The first issue of SCM roared off the presses (or more accurately, was spit out of a mimeograph machine) in 1988. We were just in time to ride the upsurge in the market through its crest in early 1990.
I was buying and selling sports and imports at the time, and day after day through February 1990, my fax machine kept spitting out orders from European clients. Selling nearly anything wasn’t the problem; finding something to sell was.
One of my favorite deals was a Daytona, located in New York , which had burned to the ground. The carburetors and distributors were completely melted. I sold it with a phone call for $115,000 – I think my commission was $10,000.
And then there was an Alfa 6C2500 that I pulled out of a barn in Vermont . Or, more accurately, it was pushed out of a barn by a tractor that caved in the trunk in the process.
It was mostly complete and not too rusty. I convinced the seller to part with it for $25,000 (in cash, of course, hand-delivered after an all-night flight from Portland, OR) and sold it the same day for $50,000 to a good friend who told me he had long been looking for a restoration project just like this. A half an hour later he sold it for $85,000. It still has not been restored.

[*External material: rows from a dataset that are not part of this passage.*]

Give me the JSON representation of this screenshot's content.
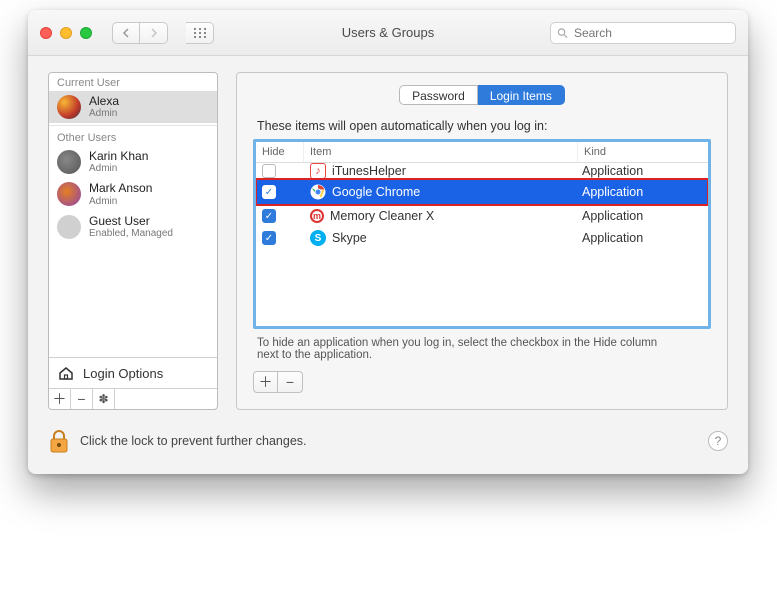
{
  "window": {
    "title": "Users & Groups",
    "search_placeholder": "Search"
  },
  "sidebar": {
    "sections": {
      "current": "Current User",
      "other": "Other Users"
    },
    "current_user": {
      "name": "Alexa",
      "role": "Admin"
    },
    "other_users": [
      {
        "name": "Karin Khan",
        "role": "Admin"
      },
      {
        "name": "Mark Anson",
        "role": "Admin"
      },
      {
        "name": "Guest User",
        "role": "Enabled, Managed"
      }
    ],
    "login_options_label": "Login Options"
  },
  "tabs": {
    "password": "Password",
    "login_items": "Login Items",
    "active": "login_items"
  },
  "login_items": {
    "instruction": "These items will open automatically when you log in:",
    "columns": {
      "hide": "Hide",
      "item": "Item",
      "kind": "Kind"
    },
    "rows": [
      {
        "hide": false,
        "name": "iTunesHelper",
        "kind": "Application",
        "icon": "itunes",
        "selected": false,
        "highlight": false
      },
      {
        "hide": true,
        "name": "Google Chrome",
        "kind": "Application",
        "icon": "chrome",
        "selected": true,
        "highlight": true
      },
      {
        "hide": true,
        "name": "Memory Cleaner X",
        "kind": "Application",
        "icon": "memory",
        "selected": false,
        "highlight": false
      },
      {
        "hide": true,
        "name": "Skype",
        "kind": "Application",
        "icon": "skype",
        "selected": false,
        "highlight": false
      }
    ],
    "hint": "To hide an application when you log in, select the checkbox in the Hide column next to the application."
  },
  "footer": {
    "lock_text": "Click the lock to prevent further changes."
  }
}
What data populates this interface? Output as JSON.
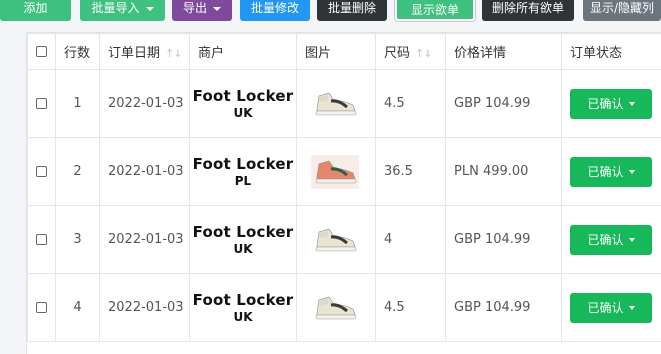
{
  "toolbar": {
    "add": "添加",
    "batch_import": "批量导入",
    "export": "导出",
    "batch_edit": "批量修改",
    "batch_delete": "批量删除",
    "show_sold": "显示欲单",
    "delete_all_sold": "删除所有欲单",
    "toggle_columns": "显示/隐藏列"
  },
  "columns": {
    "row_number": "行数",
    "order_date": "订单日期",
    "merchant": "商户",
    "image": "图片",
    "size": "尺码",
    "price": "价格详情",
    "status": "订单状态"
  },
  "sort_glyph": "↑↓",
  "rows": [
    {
      "num": "1",
      "date": "2022-01-03",
      "merchant": "Foot Locker",
      "region": "UK",
      "shoe": "sneaker-icon",
      "size": "4.5",
      "price": "GBP 104.99",
      "status": "已确认"
    },
    {
      "num": "2",
      "date": "2022-01-03",
      "merchant": "Foot Locker",
      "region": "PL",
      "shoe": "sneaker-icon",
      "size": "36.5",
      "price": "PLN 499.00",
      "status": "已确认"
    },
    {
      "num": "3",
      "date": "2022-01-03",
      "merchant": "Foot Locker",
      "region": "UK",
      "shoe": "sneaker-icon",
      "size": "4",
      "price": "GBP 104.99",
      "status": "已确认"
    },
    {
      "num": "4",
      "date": "2022-01-03",
      "merchant": "Foot Locker",
      "region": "UK",
      "shoe": "sneaker-icon",
      "size": "4.5",
      "price": "GBP 104.99",
      "status": "已确认"
    }
  ],
  "colors": {
    "confirmed": "#16b85a",
    "shoe_salmon": "#e6866a"
  }
}
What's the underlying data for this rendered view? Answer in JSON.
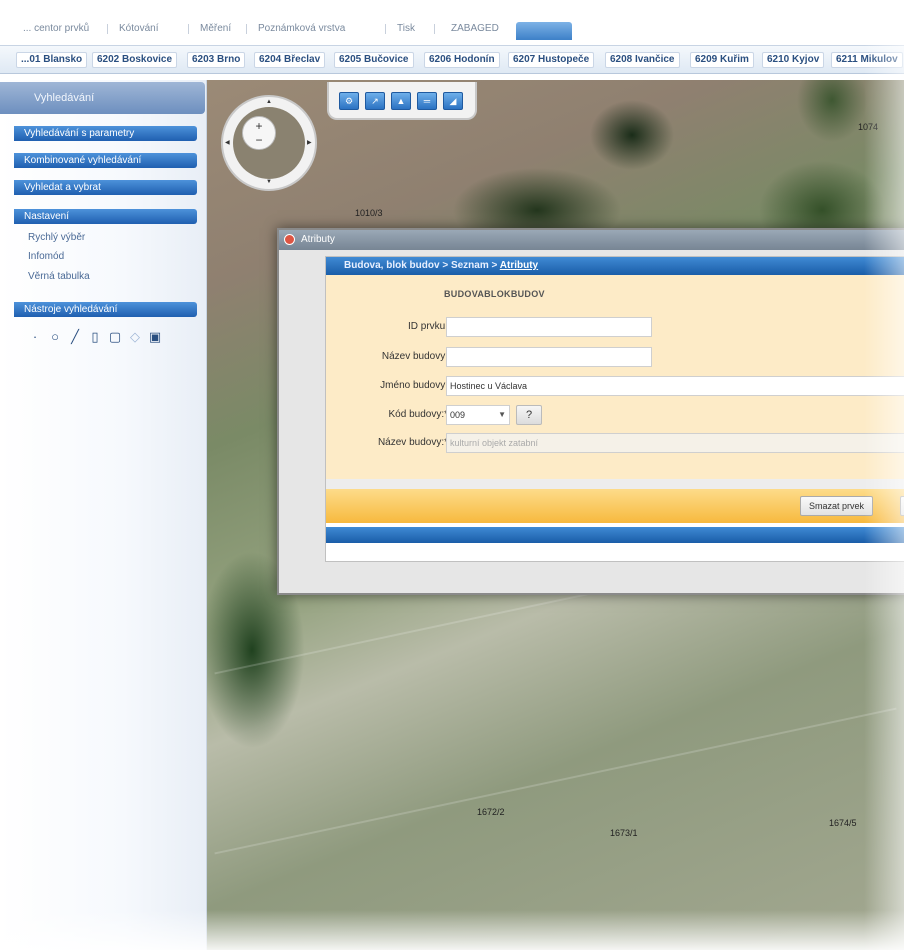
{
  "tabs": [
    {
      "label": "... centor prvků"
    },
    {
      "label": "Kótování"
    },
    {
      "label": "Měření"
    },
    {
      "label": "Poznámková vrstva"
    },
    {
      "label": "Tisk"
    },
    {
      "label": "ZABAGED"
    },
    {
      "label": "",
      "active": true
    }
  ],
  "districts": [
    {
      "label": "...01 Blansko"
    },
    {
      "label": "6202 Boskovice"
    },
    {
      "label": "6203 Brno"
    },
    {
      "label": "6204 Břeclav"
    },
    {
      "label": "6205 Bučovice"
    },
    {
      "label": "6206 Hodonín"
    },
    {
      "label": "6207 Hustopeče"
    },
    {
      "label": "6208 Ivančice"
    },
    {
      "label": "6209 Kuřim"
    },
    {
      "label": "6210 Kyjov"
    },
    {
      "label": "6211 Mikulov"
    }
  ],
  "sidebar": {
    "header": "Vyhledávání",
    "bars": [
      "Vyhledávání s parametry",
      "Kombinované vyhledávání",
      "Vyhledat a vybrat",
      "Nastavení"
    ],
    "settings_items": [
      "Rychlý výběr",
      "Infomód",
      "Věrná tabulka"
    ],
    "tools_bar": "Nástroje vyhledávání",
    "tool_icons": [
      "point-icon",
      "circle-icon",
      "line-icon",
      "rectangle-icon",
      "polygon-icon",
      "freehand-icon",
      "image-icon"
    ]
  },
  "map": {
    "labels": [
      "1010/3",
      "1074",
      "1672/2",
      "1673/1",
      "1674/5"
    ]
  },
  "dialog": {
    "title": "Atributy",
    "breadcrumb": "Budova, blok budov > Seznam > ",
    "breadcrumb_link": "Atributy",
    "form_title": "BUDOVABLOKBUDOV",
    "fields": {
      "id_label": "ID prvku:",
      "id_value": "",
      "name1_label": "Název budovy:",
      "name1_value": "",
      "jmeno_label": "Jméno budovy:",
      "jmeno_value": "Hostinec u Václava",
      "kod_label": "Kód budovy:*",
      "kod_value": "009",
      "name2_label": "Název budovy:*",
      "name2_value": "kulturní objekt zatabní"
    },
    "help_label": "?",
    "delete_label": "Smazat prvek"
  },
  "colors": {
    "accent_blue": "#1f5fb0",
    "form_bg": "#fdebc7",
    "action_bar": "#f7b93e"
  }
}
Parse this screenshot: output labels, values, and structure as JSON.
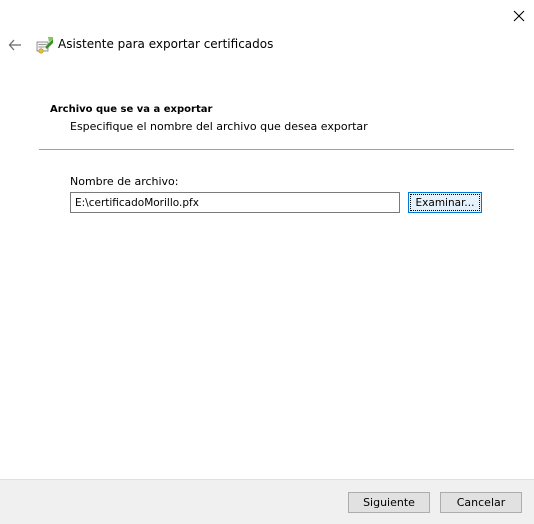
{
  "window": {
    "title": "Asistente para exportar certificados",
    "close_icon": "close-icon",
    "back_icon": "back-arrow-icon",
    "wizard_icon": "certificate-wizard-icon"
  },
  "section": {
    "heading": "Archivo que se va a exportar",
    "description": "Especifique el nombre del archivo que desea exportar"
  },
  "file": {
    "label": "Nombre de archivo:",
    "value": "E:\\certificadoMorillo.pfx",
    "browse_label": "Examinar..."
  },
  "footer": {
    "next_label": "Siguiente",
    "cancel_label": "Cancelar"
  },
  "colors": {
    "accent": "#0078d7",
    "footer_bg": "#f0f0f0",
    "divider": "#a0a0a0"
  }
}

I remember a Giulietta spider I found in southwest Washington state. Both front fenders had been cut off, exposing the front suspension and wheels. The owner had used it to herd cows and sheep on his property, and there were bits of wool stuck in the front grill. I think I shipped it to Holland for around $10,000, as part of a six-cars-stacked-in-a-40-foot-high-cube-container package.
With the values of cars so high, projects that had lain dormant for years in garages, behind buildings, or out in fields acting as homes for squirrels and mice suddenly became valuable. Of course, the crash of late 1990 brought all of that to a halt.
RESTORED EXOTICS, NO WAITING
One result of the crash was the large number of over-restored cars available to collectors. In a classic case of supply catching up to and then surpassing demand, Jaguar XKEs and similar cars that had been going for $125,000 or more were suddenly sale-proof at $60,000.
So for the past 15 years, you haven’t had to work too hard to be first in line if you decided to own a restored Maserati Ghibli, or a Ferrari 250 PF coupe, or even a perfect Alfa Giulietta Spider. Buyers willing to pay “above market” were few, and all of the bargaining chips were in your hands.
But those days have come to an end.
Today, the best-restored cars of every marque are being snapped up at ever-increasing prices. While we have seen this occur in the ultra-exotic market for some time (think Ferrari SWBs and Aston DB4s), these value increases have now trickled down to more ordinary models, such as 330 2+2s and E-type coupes.
250 GTEs that were a hard sell at $50,000 just six months ago are now considered a buy at $75,000. There’s no such thing as a very nice TR4 for under $10,000, and even at $20,000, a mind-boggling price (at least for notoriously tight-fisted Triumph owners), our analysts can call a TR6 “well bought.”
SHAKY STOCKS AND A GLOBAL BAZAAR
There are a few reasons for this. First of all, just as in 1988 and 1989, the stock market has become extremely uncertain. Analysts aren’t sure whether the Dow-Jones is more likely to hit 11,000 or drop to 9,000. Second, interest rates continue to be at or near all-time lows, making it almost free to finance a collector car. Lease companies, led by Putnam and Premier, are making it easy for businesses to expense owning a collector car and to trade from one car to another with relative ease.
Further, given the ever-increasing costs of labor and parts, restored cars have been selling for so far below replacement costs that they were simply too cheap. If it will cost a minimum of $20,000 to restore an MGB to excellent but not concours-winning condition, it only makes sense that their market values will percolate up to that level and then beyond.
The final component of the general price increase for common classic sports cars has been eBay. This international gearhead’s bazaar has put cars in front of a global audience. Whereas someone trying to sell a 1967 Alfa GTV in 1995 might have watched it languish in his local newspaper, or sat waiting by the phone for a call from an ad in the Auto Trader, today within a matter of minutes it can be listed on eBay, with a complete description and a multitude of color pictures.
A seller in San Diego can suddenly have his car appear before a buyer in Chicago , who otherwise would have had no idea it even existed. And if a similar buyer in Nashville suddenly decides to pay what it takes to own this GTV, its value can go from a local $8,500 to a nationwide $17,500 with just a few keystrokes.
This overall increase in prices for restored collector cars is here to stay. No one is buying a 1967 MGB-GT to use as a daily driver anymore; all of these 30- and 40-year-old cars are now weekend toys. Classic sports cars from the pre-1974 era have nearly completed the transition to pure collectibles, and consequently buyers are prepared to pay more than the casual users who used to be the primary market.
This doesn’t mean you should shop stupid and pay too much for an improper or badly-done restoration. But it does mean that if you come across a true #1 or #2 car, looking at a price guide from six months ago may not tell you the entire story. Be prepared for some sticker shock, but also be comforted that replacement-cost logic would dictate that these cars, if properly maintained, will never go down in value.